Herman Cain admits payments to Ginger White, edges toward quitting
In an interview with New Hampshire's Union Leader newspaper, Herman Cain said his wife didn't know he was giving money to Ginger White, who claims to have had a 13-year affair with him. Cain also said quitting the presidential race 'is an option.'
Besieged by reports of personal misconduct involving women other than his wife, plus growing critical comment from conservative commentators and some Republican officials, Herman Cain says he’s considering dropping out of the presidential race.
The drip, drip, drip of revelations related to Cain’s conduct and character continued Thursday when he met with the editors of New Hampshire’s statewide Union Leader newspaper, a powerful conservative voice in Republican politics.
Cain acknowledged that he had been giving money to Ginger White, the woman who alleges that she had a 13-year affair with the Republican businessman. He also said that his wife Gloria did not know about that – or even that Ms. White was a friend of Cain’s – until the alleged affair was reported in recent days.
Cain would not say how much money he had given White, but he told the Union Leader “that he repeatedly gave Ginger White money to help her with ‘month-to-month bills and expenses’ without telling his wife.”
“She was out of work and had trouble paying her bills, and I had known her as a friend,” Cain said, emphasizing that there was no sexual affair. "She wasn't the only friend who I had helped in these tough economic times, and so her messages to me were relating to ‘need money for rent' or whatever the case may be. I don't remember all the specifics."
"I'm a soft-hearted person when it comes to that stuff. I have helped members of my church. I have helped members of my family,” he said. "And I know a lot of other people who had done the same thing, and sometimes, quite frankly, it was desperation.”
Still, Cain has been hard put to explain the 70 text messages he received from White over a four-month period.
Cain, once a prominent first-tier contender in the race for the GOP presidential nomination, has seen his standing in polls slide following a series of gaffes regarding important issues along with allegations of sexual harassment by four women.
Meanwhile, conservative political analysts and activists have been increasingly critical of the way Cain’s campaign has been conducted.
“It’s actually sad – watching a candidate as talented and capable as Herman Cain get so beat up because of incompetence and indecision within his campaign,” Republican consultant Chris LaCivita told Politico.com.
Dave Welch, another Republican strategist who worked on both of John McCain’s presidential bids, told the AP, “His chance at winning the presidency is effectively zero.”
For now, Cain’s political future appears to hang on how his wife deals with the latest news involving another woman. Cain has been on the campaign trail, and the two have not been face-to-face since White made her allegation about the long-running affair, which she said ended just this year when Cain entered the presidential race.
"My wife now knows," Cain said, according to the Union Leader. "My wife and I have talked about it and I have explained it to her.

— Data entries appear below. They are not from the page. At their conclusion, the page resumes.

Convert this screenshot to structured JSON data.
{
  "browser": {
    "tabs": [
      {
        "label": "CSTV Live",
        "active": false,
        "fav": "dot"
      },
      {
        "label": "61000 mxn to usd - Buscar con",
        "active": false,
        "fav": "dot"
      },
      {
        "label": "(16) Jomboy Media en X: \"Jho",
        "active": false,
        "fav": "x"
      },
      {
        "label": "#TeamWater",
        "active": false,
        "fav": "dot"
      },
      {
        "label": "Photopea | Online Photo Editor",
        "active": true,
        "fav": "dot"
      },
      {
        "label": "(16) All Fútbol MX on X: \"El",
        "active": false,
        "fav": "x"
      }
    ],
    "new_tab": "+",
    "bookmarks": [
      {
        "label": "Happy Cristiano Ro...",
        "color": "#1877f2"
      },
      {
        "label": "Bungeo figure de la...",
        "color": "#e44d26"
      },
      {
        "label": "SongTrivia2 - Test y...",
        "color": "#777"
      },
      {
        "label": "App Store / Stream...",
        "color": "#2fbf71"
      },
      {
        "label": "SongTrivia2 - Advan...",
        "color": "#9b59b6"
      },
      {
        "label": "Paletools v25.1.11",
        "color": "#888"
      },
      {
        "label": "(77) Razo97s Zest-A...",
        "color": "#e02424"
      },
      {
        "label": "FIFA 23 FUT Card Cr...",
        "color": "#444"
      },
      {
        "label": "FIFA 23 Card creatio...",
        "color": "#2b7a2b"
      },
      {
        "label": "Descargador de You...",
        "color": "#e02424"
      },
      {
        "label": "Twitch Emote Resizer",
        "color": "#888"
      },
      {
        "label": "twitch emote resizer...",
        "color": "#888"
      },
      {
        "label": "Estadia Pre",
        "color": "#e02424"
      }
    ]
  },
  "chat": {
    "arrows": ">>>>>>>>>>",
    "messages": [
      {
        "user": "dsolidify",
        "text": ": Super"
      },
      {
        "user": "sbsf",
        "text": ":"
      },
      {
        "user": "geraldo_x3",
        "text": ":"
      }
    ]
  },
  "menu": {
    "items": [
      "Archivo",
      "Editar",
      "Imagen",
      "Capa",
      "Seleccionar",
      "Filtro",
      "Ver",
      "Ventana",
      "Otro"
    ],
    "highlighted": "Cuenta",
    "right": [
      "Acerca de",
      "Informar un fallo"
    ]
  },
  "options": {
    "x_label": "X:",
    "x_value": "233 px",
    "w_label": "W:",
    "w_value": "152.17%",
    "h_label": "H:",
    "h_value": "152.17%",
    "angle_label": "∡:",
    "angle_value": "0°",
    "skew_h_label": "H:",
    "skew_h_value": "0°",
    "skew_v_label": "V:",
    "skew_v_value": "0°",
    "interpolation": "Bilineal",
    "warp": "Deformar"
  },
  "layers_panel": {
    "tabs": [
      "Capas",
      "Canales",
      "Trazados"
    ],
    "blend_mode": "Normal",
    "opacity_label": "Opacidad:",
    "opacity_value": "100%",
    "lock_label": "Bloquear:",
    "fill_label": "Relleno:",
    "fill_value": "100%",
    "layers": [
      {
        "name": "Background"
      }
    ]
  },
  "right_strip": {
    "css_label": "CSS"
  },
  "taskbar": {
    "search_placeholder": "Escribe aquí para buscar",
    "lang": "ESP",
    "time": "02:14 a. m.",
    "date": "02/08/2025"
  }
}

My wife understands that I'm a soft-hearted, giving person."
Acknowledging that it is “only speculation,” Cain suggested that somebody paid White to go public with her charge.
Early this week, Cain and his political operatives said he was “reassessing” his campaign, while emphasizing that he planned to continue in any case.
Now, he said in the interview in New Hampshire Thursday, “getting out is an option.”
Cain will be back home in Georgia to meet with his wife and other family members Friday.
"I would make a decision based on how all of this stuff is affecting her, because I will put her first," he said.